G / ATOR provides the kind of situational awareness that is fundamental to the DMO mission, according to Meaney.
Northrop Grumman recently delivered the 15th G / ATOR system to the Marine Corps, completing the initial phase of low-speed production of the program. The team recently unveiled the first G / ATOR system with full production and expects to continue deliveries until 2024, the company said.
Meanwhile, ground tests are underway on SEWIP Block 3, a weapon with electromagnetic energy that is capable of deactivating enemy anti-ship missiles in mid-flight. “Electronic attack systems such as Block 3 provide the ship’s commander and crew with an unlimited magazine of non-kinetic bullets to shoot down these anti-ship missiles,” Minnie said.
In June, Northrop Grumman announced that it had delivered the first engineering and development model for the Navy’s SEWIP Block 3 for testing in Wallops Island, Virginia. The first two limited production units are scheduled for delivery before the end of 2021 and will be installed aboard Arleigh Burke-class destroyers for marine testing.
“The ability to hit multiple targets in a single non-kinetic way simultaneously saves the kinetic weapons in the missile compartment of the ship for offensive purposes, rather than protecting the ship from anti-ship missiles,” Minnie said. “Ships are limited to how many kinetic weapons they can carry, so this is a multiplier in many different ways for the Navy.”
Like the G / ATOR, the SEWIP Block 3 is a software-defined system that can be easily reconfigured for other RF missions, including electronic attack, signal reconnaissance, communications, and basic radar functions. Although the Navy did not specifically require these features, they provide the flexibility that meets modern military concepts such as DMO and JADC2, Mini said.
In an interview with Breach of defense in June, Brian Clark, a former Navy commander and electronic warfare expert at the Hudson Institute, said he hoped the Navy would eventually use the multifunctionality of SEWIP’s Unit 3. “The AESA digital array it uses can make it a muffler, receiver, radar or radio,” he said.

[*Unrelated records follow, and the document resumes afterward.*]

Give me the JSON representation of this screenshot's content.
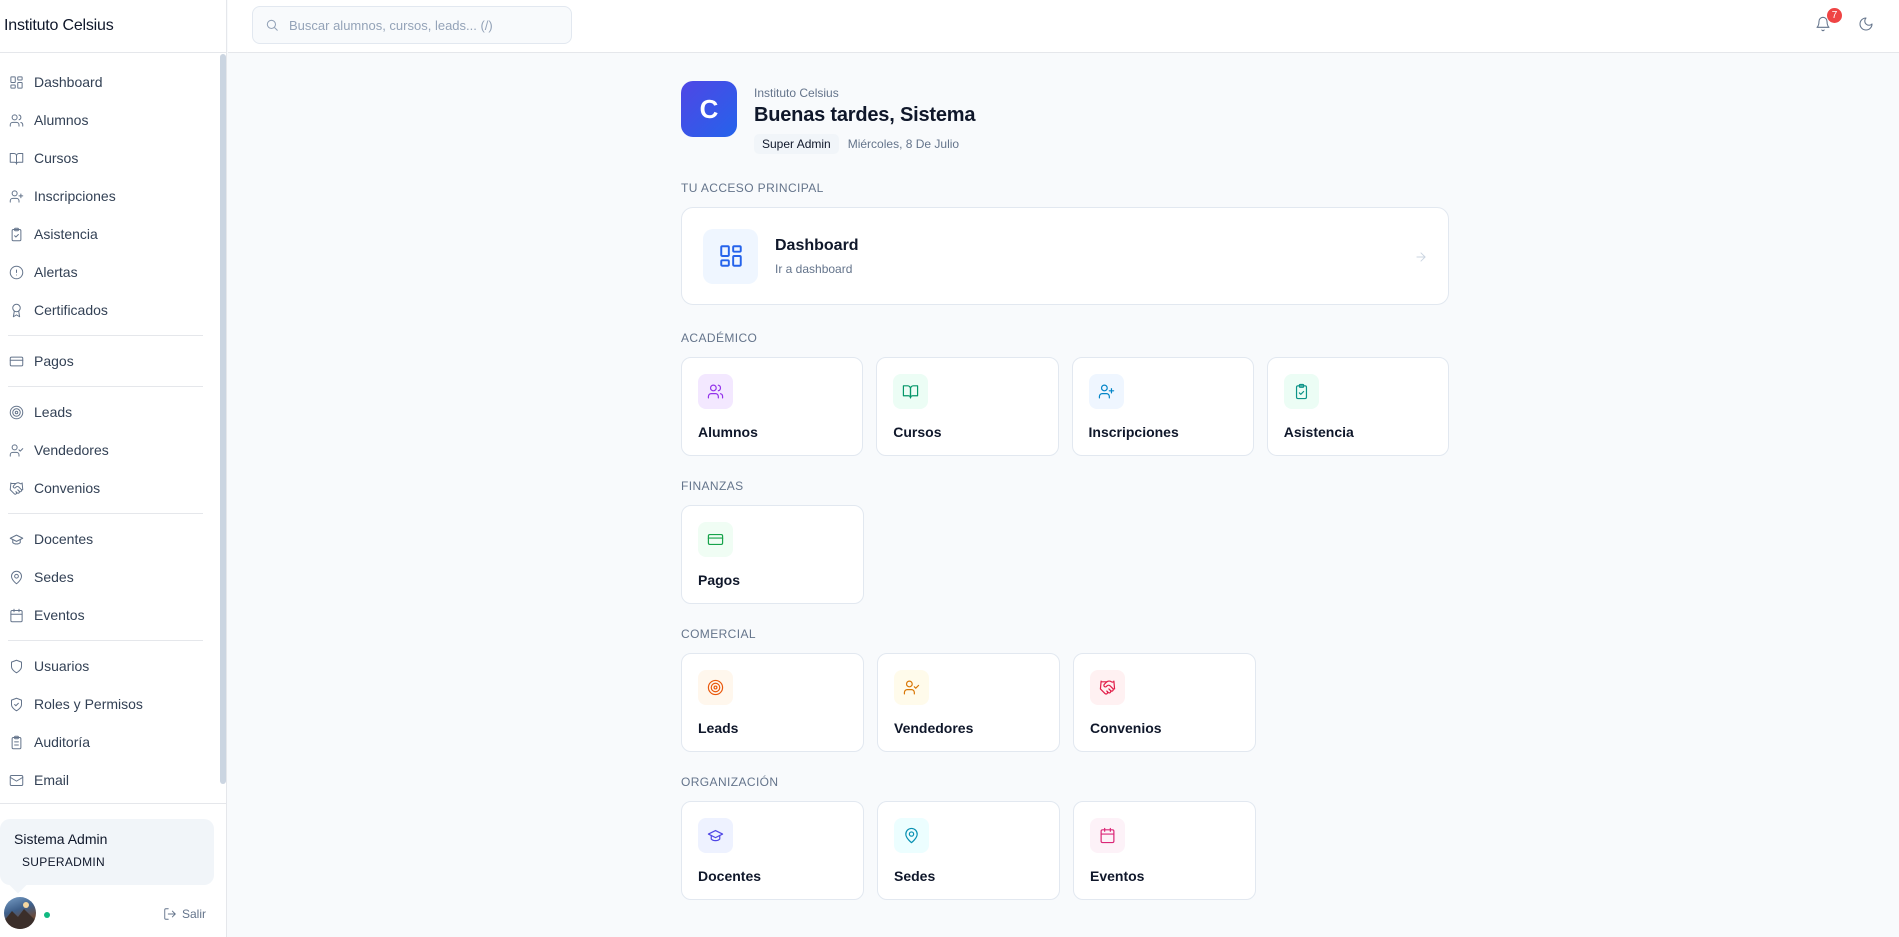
{
  "brand": "Instituto Celsius",
  "search": {
    "placeholder": "Buscar alumnos, cursos, leads... (/)"
  },
  "notifications": {
    "count": "7"
  },
  "sidebar": {
    "groups": [
      [
        {
          "label": "Dashboard",
          "icon": "dashboard-icon"
        },
        {
          "label": "Alumnos",
          "icon": "users-icon"
        },
        {
          "label": "Cursos",
          "icon": "book-icon"
        },
        {
          "label": "Inscripciones",
          "icon": "user-plus-icon"
        },
        {
          "label": "Asistencia",
          "icon": "clipboard-check-icon"
        },
        {
          "label": "Alertas",
          "icon": "alert-circle-icon"
        },
        {
          "label": "Certificados",
          "icon": "award-icon"
        }
      ],
      [
        {
          "label": "Pagos",
          "icon": "credit-card-icon"
        }
      ],
      [
        {
          "label": "Leads",
          "icon": "target-icon"
        },
        {
          "label": "Vendedores",
          "icon": "user-check-icon"
        },
        {
          "label": "Convenios",
          "icon": "handshake-icon"
        }
      ],
      [
        {
          "label": "Docentes",
          "icon": "graduation-cap-icon"
        },
        {
          "label": "Sedes",
          "icon": "map-pin-icon"
        },
        {
          "label": "Eventos",
          "icon": "calendar-icon"
        }
      ],
      [
        {
          "label": "Usuarios",
          "icon": "shield-icon"
        },
        {
          "label": "Roles y Permisos",
          "icon": "shield-check-icon"
        },
        {
          "label": "Auditoría",
          "icon": "clipboard-list-icon"
        },
        {
          "label": "Email",
          "icon": "mail-icon"
        }
      ]
    ]
  },
  "user": {
    "name": "Sistema Admin",
    "role": "SUPERADMIN",
    "logout": "Salir"
  },
  "header": {
    "logo_letter": "C",
    "org": "Instituto Celsius",
    "greeting": "Buenas tardes, Sistema",
    "role": "Super Admin",
    "date": "Miércoles, 8 De Julio"
  },
  "primary": {
    "section": "TU ACCESO PRINCIPAL",
    "title": "Dashboard",
    "subtitle": "Ir a dashboard"
  },
  "sections": [
    {
      "title": "ACADÉMICO",
      "tiles": [
        {
          "label": "Alumnos",
          "icon": "users-icon",
          "bg": "#f3e8ff",
          "color": "#9333ea"
        },
        {
          "label": "Cursos",
          "icon": "book-icon",
          "bg": "#ecfdf5",
          "color": "#059669"
        },
        {
          "label": "Inscripciones",
          "icon": "user-plus-icon",
          "bg": "#eff6ff",
          "color": "#0284c7"
        },
        {
          "label": "Asistencia",
          "icon": "clipboard-check-icon",
          "bg": "#ecfdf5",
          "color": "#0d9488"
        }
      ]
    },
    {
      "title": "FINANZAS",
      "tiles": [
        {
          "label": "Pagos",
          "icon": "credit-card-icon",
          "bg": "#f0fdf4",
          "color": "#16a34a"
        }
      ]
    },
    {
      "title": "COMERCIAL",
      "tiles": [
        {
          "label": "Leads",
          "icon": "target-icon",
          "bg": "#fff7ed",
          "color": "#ea580c"
        },
        {
          "label": "Vendedores",
          "icon": "user-check-icon",
          "bg": "#fffbeb",
          "color": "#d97706"
        },
        {
          "label": "Convenios",
          "icon": "handshake-icon",
          "bg": "#fff1f2",
          "color": "#e11d48"
        }
      ]
    },
    {
      "title": "ORGANIZACIÓN",
      "tiles": [
        {
          "label": "Docentes",
          "icon": "graduation-cap-icon",
          "bg": "#eef2ff",
          "color": "#4f46e5"
        },
        {
          "label": "Sedes",
          "icon": "map-pin-icon",
          "bg": "#ecfeff",
          "color": "#0891b2"
        },
        {
          "label": "Eventos",
          "icon": "calendar-icon",
          "bg": "#fdf2f8",
          "color": "#db2777"
        }
      ]
    }
  ]
}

This would allow the ship’s SEWIP Unit 3 to be part of an e-war network architecture that includes air or surface drones, Clark said, adding that this would make the ship more difficult to target than enemies.